It's Bike Month again. The Giro is happening. And I'm getting ready for another Mohican and the first year of the 6 Hours Series.

Doing lots of rides. Last year I got hooked on a podcast from London called The Bike Show. He had the writer Lionel Birnie on recently and he is urging cyclists to attempt their own Grand Tours.

So I am tackling my Giro di Jimmy—trying to ride everyday until the Giro ends. Unfortunately I got a bit sick last week and I missed out on an epic Century with my teammate Gers. It was a reminder of how tough those races are and if one were to attempt the same, to race everyday for 3 weeks, how amazing the winners really are!

Anyway it IS bike-to-work week. I look back on my own history as a cyclist and I really owe some gratitude to commuting. Commuting was a real sea change for me—I rode more and got faster and became a stronger racer.

So I want to urge my fellow racers to give it a try. And I want to urge anyone to just to try commuting—cut back on your carbon and get some increased fitness. I think you will like it, it can be a rather relaxing way to get around. And if you live on the East Side of Cincy and interested, I will be happy to be your commute sherpa!

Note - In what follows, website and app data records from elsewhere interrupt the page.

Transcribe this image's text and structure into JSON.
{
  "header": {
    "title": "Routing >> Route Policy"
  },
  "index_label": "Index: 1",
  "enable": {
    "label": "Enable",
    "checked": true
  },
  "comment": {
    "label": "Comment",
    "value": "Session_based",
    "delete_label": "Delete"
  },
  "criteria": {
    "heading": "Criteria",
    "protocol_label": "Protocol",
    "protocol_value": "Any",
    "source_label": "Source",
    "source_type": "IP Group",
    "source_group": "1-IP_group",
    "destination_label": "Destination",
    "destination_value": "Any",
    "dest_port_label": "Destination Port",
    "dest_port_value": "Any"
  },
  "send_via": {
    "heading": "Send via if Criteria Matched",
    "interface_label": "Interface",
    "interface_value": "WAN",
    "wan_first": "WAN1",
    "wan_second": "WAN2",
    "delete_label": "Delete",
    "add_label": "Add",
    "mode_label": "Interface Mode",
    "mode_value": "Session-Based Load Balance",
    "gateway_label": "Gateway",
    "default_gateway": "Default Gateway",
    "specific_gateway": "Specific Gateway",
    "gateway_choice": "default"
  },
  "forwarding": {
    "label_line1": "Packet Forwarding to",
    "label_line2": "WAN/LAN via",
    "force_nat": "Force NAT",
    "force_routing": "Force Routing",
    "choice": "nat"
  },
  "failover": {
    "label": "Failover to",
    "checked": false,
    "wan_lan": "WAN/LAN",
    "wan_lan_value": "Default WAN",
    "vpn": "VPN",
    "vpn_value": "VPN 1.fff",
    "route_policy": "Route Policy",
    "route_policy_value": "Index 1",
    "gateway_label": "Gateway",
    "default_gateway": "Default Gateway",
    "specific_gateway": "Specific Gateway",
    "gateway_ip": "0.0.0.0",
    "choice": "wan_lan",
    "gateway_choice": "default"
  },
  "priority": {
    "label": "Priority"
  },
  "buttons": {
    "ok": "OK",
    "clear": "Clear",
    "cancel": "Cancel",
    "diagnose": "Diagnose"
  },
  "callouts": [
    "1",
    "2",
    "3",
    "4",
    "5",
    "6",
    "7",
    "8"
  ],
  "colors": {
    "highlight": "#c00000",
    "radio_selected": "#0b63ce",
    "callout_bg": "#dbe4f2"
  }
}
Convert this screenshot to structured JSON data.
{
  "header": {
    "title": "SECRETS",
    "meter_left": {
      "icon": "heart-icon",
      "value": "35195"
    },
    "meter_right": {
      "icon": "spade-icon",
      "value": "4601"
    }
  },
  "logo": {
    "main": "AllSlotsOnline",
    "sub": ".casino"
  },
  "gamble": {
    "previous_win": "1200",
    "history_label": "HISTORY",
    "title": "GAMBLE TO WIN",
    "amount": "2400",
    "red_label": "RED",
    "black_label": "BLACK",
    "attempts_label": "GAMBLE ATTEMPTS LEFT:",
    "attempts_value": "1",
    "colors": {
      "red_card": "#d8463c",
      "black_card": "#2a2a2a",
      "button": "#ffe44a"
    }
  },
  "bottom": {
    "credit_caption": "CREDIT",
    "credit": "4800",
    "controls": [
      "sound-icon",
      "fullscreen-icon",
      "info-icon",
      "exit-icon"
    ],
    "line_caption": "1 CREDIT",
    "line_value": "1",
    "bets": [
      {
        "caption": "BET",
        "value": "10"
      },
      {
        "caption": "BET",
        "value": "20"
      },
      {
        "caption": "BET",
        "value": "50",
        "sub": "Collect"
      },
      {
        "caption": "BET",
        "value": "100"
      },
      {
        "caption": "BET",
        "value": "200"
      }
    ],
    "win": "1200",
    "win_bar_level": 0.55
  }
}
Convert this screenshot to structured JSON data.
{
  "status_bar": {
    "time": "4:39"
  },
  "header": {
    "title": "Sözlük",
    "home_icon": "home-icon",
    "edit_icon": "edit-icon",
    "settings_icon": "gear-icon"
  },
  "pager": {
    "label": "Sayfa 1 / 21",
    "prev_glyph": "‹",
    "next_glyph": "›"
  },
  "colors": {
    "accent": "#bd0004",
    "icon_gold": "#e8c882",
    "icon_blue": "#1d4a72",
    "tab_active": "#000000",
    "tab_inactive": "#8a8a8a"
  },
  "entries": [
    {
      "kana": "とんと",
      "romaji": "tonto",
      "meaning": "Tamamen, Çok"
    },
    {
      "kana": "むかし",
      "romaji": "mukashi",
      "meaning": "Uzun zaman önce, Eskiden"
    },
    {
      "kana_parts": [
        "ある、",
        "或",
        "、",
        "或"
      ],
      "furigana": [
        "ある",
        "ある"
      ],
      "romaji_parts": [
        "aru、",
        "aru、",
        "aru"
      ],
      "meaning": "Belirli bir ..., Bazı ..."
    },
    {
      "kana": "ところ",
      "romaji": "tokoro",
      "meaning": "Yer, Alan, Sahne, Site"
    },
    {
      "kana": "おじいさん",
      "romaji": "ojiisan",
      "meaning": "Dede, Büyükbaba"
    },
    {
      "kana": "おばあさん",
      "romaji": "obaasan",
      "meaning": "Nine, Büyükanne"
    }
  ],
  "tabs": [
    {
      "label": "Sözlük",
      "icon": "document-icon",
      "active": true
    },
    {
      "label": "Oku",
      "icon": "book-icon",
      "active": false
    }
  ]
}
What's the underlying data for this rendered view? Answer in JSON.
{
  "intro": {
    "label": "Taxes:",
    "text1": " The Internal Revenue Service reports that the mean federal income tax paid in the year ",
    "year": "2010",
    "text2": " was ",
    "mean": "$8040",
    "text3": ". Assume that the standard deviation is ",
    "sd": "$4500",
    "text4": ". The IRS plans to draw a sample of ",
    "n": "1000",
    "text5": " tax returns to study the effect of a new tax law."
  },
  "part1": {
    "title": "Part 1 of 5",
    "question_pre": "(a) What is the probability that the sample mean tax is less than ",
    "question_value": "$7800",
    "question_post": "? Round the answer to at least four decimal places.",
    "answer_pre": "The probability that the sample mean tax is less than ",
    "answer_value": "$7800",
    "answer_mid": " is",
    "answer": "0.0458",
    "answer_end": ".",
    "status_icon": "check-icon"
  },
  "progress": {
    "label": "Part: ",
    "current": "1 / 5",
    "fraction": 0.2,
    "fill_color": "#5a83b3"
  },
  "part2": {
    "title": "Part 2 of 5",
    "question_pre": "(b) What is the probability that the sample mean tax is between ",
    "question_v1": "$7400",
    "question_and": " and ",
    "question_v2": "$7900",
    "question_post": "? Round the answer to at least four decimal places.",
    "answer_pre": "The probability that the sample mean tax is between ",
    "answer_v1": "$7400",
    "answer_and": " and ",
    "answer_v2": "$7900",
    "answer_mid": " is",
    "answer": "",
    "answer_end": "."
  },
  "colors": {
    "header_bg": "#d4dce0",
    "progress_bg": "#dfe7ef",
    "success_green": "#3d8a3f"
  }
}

I've been missing out on the cool commuter stations Queen City Bike has set up. Try to hit those up! QCB is very cool, and these use these stations to count numbers of commuters.

Tuesday, May 14, 2013

I miss David Harmon

Listening to the Giro this year just isn't the same. David Harmon had such a good voice and brought a lot of delight to his commentary. I heard he is taking a break to rekindle his passion. Chapeau sir!